_TASK TO COMPLETE_: Copy out each line of the material in which the word "Darba" appears.

_SUPPLIED MATERIAL_:
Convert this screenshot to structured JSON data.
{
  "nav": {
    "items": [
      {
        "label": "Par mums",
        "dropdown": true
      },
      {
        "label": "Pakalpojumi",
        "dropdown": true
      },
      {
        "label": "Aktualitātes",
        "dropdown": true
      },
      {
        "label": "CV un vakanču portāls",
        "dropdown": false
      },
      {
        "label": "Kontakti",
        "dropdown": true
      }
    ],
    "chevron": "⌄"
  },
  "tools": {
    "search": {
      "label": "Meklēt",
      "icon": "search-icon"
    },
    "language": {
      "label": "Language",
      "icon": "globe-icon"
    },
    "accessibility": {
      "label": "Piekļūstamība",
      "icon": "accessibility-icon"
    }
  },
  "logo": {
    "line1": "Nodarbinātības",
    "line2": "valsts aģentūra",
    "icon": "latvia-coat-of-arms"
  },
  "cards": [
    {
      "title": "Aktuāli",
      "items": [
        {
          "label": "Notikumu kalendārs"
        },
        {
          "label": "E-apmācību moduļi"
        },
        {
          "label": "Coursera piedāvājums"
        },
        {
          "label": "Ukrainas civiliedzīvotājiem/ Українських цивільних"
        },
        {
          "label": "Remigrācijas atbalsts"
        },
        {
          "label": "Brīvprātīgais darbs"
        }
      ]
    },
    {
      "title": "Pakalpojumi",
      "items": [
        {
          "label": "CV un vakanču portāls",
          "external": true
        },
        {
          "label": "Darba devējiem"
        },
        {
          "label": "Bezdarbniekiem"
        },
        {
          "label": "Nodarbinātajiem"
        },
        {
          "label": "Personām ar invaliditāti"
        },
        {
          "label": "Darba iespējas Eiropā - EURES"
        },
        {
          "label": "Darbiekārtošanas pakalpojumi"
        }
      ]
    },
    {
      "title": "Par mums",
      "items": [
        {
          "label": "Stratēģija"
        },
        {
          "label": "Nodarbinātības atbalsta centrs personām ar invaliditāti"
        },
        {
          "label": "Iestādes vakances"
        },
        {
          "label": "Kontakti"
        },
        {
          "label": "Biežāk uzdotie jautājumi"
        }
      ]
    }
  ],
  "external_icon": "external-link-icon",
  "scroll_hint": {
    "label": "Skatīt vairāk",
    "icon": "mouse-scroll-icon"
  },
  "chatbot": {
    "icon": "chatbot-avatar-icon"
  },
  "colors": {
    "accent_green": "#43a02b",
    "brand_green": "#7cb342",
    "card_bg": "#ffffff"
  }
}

_TASK ANSWER_:
          "label": "Darba devējiem"
          "label": "Darba iespējas Eiropā - EURES"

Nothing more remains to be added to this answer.